#### Input data ####
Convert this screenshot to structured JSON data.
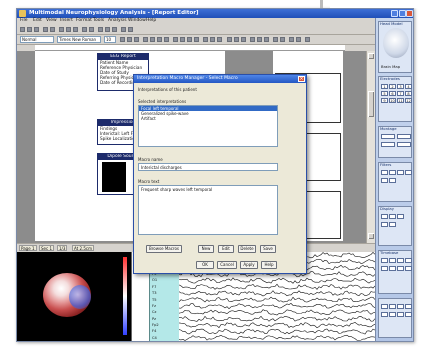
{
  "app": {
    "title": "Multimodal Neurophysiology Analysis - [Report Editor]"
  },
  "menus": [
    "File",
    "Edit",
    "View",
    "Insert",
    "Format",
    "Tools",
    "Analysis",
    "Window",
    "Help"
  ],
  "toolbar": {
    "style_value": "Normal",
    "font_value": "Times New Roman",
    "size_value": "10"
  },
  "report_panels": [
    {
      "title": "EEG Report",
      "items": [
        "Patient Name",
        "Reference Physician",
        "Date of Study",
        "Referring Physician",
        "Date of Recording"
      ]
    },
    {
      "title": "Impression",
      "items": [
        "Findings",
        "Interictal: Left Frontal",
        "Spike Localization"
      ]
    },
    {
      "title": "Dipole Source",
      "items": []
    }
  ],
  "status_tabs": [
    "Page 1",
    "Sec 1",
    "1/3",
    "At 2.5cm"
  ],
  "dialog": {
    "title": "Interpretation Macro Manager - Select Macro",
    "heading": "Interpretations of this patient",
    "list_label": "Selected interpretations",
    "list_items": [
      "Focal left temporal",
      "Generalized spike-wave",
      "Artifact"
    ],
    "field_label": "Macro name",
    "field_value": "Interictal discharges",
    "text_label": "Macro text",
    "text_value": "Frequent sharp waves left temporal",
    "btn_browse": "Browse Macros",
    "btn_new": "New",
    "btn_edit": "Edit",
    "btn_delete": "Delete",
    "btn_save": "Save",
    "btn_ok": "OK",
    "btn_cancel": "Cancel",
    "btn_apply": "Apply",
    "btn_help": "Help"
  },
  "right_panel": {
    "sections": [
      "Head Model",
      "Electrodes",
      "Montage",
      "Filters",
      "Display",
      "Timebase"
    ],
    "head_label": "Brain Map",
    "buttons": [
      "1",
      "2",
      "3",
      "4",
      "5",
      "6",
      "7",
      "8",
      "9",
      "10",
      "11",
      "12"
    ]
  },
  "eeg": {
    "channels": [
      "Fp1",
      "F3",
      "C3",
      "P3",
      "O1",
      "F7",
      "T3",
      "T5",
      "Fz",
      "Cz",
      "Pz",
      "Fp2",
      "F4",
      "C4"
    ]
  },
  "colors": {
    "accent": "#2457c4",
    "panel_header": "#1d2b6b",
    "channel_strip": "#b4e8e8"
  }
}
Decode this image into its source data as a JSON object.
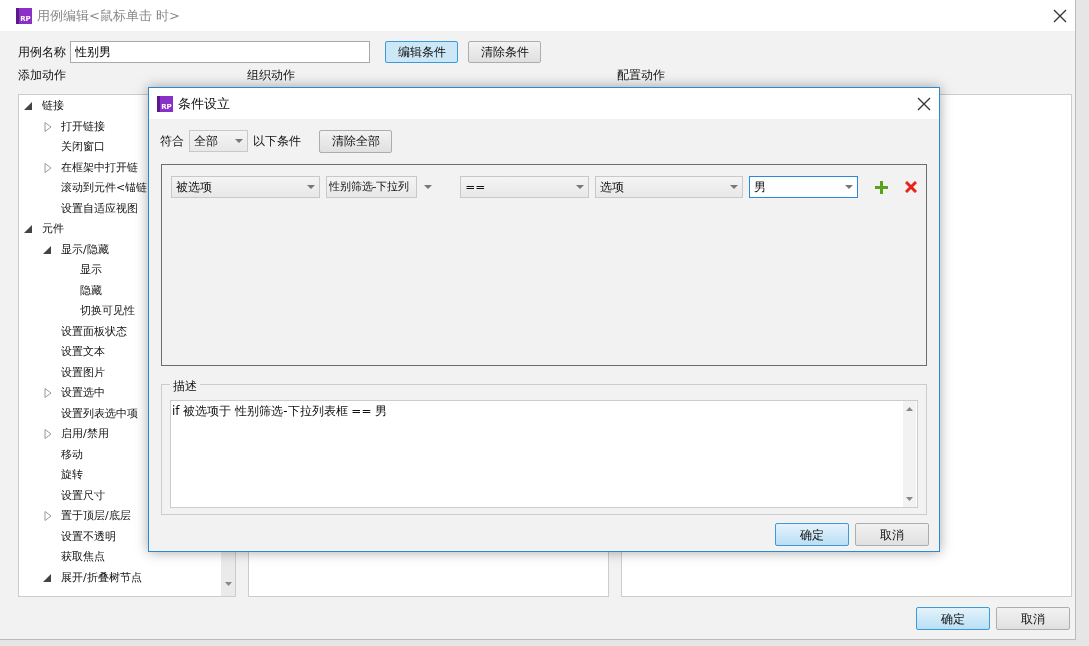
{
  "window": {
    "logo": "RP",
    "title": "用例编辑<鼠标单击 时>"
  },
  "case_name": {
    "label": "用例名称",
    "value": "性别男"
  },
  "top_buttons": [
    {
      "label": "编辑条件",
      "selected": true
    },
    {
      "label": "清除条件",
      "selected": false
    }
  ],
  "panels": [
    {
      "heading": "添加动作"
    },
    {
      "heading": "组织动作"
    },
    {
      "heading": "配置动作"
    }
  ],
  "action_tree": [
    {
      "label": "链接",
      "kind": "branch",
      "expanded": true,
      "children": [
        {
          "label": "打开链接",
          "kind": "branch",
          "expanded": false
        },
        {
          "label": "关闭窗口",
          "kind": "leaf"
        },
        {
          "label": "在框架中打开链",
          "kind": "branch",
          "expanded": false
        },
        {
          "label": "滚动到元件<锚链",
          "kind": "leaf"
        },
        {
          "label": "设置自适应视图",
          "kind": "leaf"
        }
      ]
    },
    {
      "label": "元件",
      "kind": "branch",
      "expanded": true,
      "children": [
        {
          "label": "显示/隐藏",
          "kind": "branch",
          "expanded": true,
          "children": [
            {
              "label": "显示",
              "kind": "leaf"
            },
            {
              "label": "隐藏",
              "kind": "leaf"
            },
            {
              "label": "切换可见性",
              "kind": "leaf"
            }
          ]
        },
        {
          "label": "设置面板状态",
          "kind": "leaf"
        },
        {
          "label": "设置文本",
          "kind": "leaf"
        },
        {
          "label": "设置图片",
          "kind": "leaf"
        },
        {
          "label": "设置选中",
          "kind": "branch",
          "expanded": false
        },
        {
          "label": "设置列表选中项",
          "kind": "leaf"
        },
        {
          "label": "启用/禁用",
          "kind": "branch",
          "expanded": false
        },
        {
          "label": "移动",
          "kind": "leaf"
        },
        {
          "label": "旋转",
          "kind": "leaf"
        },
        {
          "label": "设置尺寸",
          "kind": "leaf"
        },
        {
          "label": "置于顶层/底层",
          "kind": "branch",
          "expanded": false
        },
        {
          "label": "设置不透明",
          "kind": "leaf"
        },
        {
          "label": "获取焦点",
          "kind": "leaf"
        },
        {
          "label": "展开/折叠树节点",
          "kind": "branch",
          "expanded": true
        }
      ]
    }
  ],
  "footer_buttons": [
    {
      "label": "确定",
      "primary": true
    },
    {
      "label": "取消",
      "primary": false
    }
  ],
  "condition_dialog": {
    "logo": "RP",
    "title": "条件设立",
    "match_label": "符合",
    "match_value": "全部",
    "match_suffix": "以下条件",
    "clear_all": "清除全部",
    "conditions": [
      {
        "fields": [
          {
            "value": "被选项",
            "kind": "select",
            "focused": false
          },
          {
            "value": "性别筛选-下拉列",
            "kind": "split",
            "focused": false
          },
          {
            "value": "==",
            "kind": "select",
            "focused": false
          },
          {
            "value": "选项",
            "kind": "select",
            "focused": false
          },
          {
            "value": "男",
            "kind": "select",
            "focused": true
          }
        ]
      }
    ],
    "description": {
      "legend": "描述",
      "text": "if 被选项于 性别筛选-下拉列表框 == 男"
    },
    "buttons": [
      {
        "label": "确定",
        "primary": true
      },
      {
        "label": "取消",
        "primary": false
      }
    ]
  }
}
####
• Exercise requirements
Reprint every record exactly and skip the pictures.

• Output below
Convert this screenshot to structured JSON data.
{
  "app": {
    "title": "Multimodal Neurophysiology Analysis - [Report Editor]"
  },
  "menus": [
    "File",
    "Edit",
    "View",
    "Insert",
    "Format",
    "Tools",
    "Analysis",
    "Window",
    "Help"
  ],
  "toolbar": {
    "style_value": "Normal",
    "font_value": "Times New Roman",
    "size_value": "10"
  },
  "report_panels": [
    {
      "title": "EEG Report",
      "items": [
        "Patient Name",
        "Reference Physician",
        "Date of Study",
        "Referring Physician",
        "Date of Recording"
      ]
    },
    {
      "title": "Impression",
      "items": [
        "Findings",
        "Interictal: Left Frontal",
        "Spike Localization"
      ]
    },
    {
      "title": "Dipole Source",
      "items": []
    }
  ],
  "status_tabs": [
    "Page 1",
    "Sec 1",
    "1/3",
    "At 2.5cm"
  ],
  "dialog": {
    "title": "Interpretation Macro Manager - Select Macro",
    "heading": "Interpretations of this patient",
    "list_label": "Selected interpretations",
    "list_items": [
      "Focal left temporal",
      "Generalized spike-wave",
      "Artifact"
    ],
    "field_label": "Macro name",
    "field_value": "Interictal discharges",
    "text_label": "Macro text",
    "text_value": "Frequent sharp waves left temporal",
    "btn_browse": "Browse Macros",
    "btn_new": "New",
    "btn_edit": "Edit",
    "btn_delete": "Delete",
    "btn_save": "Save",
    "btn_ok": "OK",
    "btn_cancel": "Cancel",
    "btn_apply": "Apply",
    "btn_help": "Help"
  },
  "right_panel": {
    "sections": [
      "Head Model",
      "Electrodes",
      "Montage",
      "Filters",
      "Display",
      "Timebase"
    ],
    "head_label": "Brain Map",
    "buttons": [
      "1",
      "2",
      "3",
      "4",
      "5",
      "6",
      "7",
      "8",
      "9",
      "10",
      "11",
      "12"
    ]
  },
  "eeg": {
    "channels": [
      "Fp1",
      "F3",
      "C3",
      "P3",
      "O1",
      "F7",
      "T3",
      "T5",
      "Fz",
      "Cz",
      "Pz",
      "Fp2",
      "F4",
      "C4"
    ]
  },
  "colors": {
    "accent": "#2457c4",
    "panel_header": "#1d2b6b",
    "channel_strip": "#b4e8e8"
  }
}
Decode this image into its source data as a JSON object.
{
  "window": {
    "logo": "RP",
    "title": "用例编辑<鼠标单击 时>"
  },
  "case_name": {
    "label": "用例名称",
    "value": "性别男"
  },
  "top_buttons": [
    {
      "label": "编辑条件",
      "selected": true
    },
    {
      "label": "清除条件",
      "selected": false
    }
  ],
  "panels": [
    {
      "heading": "添加动作"
    },
    {
      "heading": "组织动作"
    },
    {
      "heading": "配置动作"
    }
  ],
  "action_tree": [
    {
      "label": "链接",
      "kind": "branch",
      "expanded": true,
      "children": [
        {
          "label": "打开链接",
          "kind": "branch",
          "expanded": false
        },
        {
          "label": "关闭窗口",
          "kind": "leaf"
        },
        {
          "label": "在框架中打开链",
          "kind": "branch",
          "expanded": false
        },
        {
          "label": "滚动到元件<锚链",
          "kind": "leaf"
        },
        {
          "label": "设置自适应视图",
          "kind": "leaf"
        }
      ]
    },
    {
      "label": "元件",
      "kind": "branch",
      "expanded": true,
      "children": [
        {
          "label": "显示/隐藏",
          "kind": "branch",
          "expanded": true,
          "children": [
            {
              "label": "显示",
              "kind": "leaf"
            },
            {
              "label": "隐藏",
              "kind": "leaf"
            },
            {
              "label": "切换可见性",
              "kind": "leaf"
            }
          ]
        },
        {
          "label": "设置面板状态",
          "kind": "leaf"
        },
        {
          "label": "设置文本",
          "kind": "leaf"
        },
        {
          "label": "设置图片",
          "kind": "leaf"
        },
        {
          "label": "设置选中",
          "kind": "branch",
          "expanded": false
        },
        {
          "label": "设置列表选中项",
          "kind": "leaf"
        },
        {
          "label": "启用/禁用",
          "kind": "branch",
          "expanded": false
        },
        {
          "label": "移动",
          "kind": "leaf"
        },
        {
          "label": "旋转",
          "kind": "leaf"
        },
        {
          "label": "设置尺寸",
          "kind": "leaf"
        },
        {
          "label": "置于顶层/底层",
          "kind": "branch",
          "expanded": false
        },
        {
          "label": "设置不透明",
          "kind": "leaf"
        },
        {
          "label": "获取焦点",
          "kind": "leaf"
        },
        {
          "label": "展开/折叠树节点",
          "kind": "branch",
          "expanded": true
        }
      ]
    }
  ],
  "footer_buttons": [
    {
      "label": "确定",
      "primary": true
    },
    {
      "label": "取消",
      "primary": false
    }
  ],
  "condition_dialog": {
    "logo": "RP",
    "title": "条件设立",
    "match_label": "符合",
    "match_value": "全部",
    "match_suffix": "以下条件",
    "clear_all": "清除全部",
    "conditions": [
      {
        "fields": [
          {
            "value": "被选项",
            "kind": "select",
            "focused": false
          },
          {
            "value": "性别筛选-下拉列",
            "kind": "split",
            "focused": false
          },
          {
            "value": "==",
            "kind": "select",
            "focused": false
          },
          {
            "value": "选项",
            "kind": "select",
            "focused": false
          },
          {
            "value": "男",
            "kind": "select",
            "focused": true
          }
        ]
      }
    ],
    "description": {
      "legend": "描述",
      "text": "if 被选项于 性别筛选-下拉列表框 == 男"
    },
    "buttons": [
      {
        "label": "确定",
        "primary": true
      },
      {
        "label": "取消",
        "primary": false
      }
    ]
  }
}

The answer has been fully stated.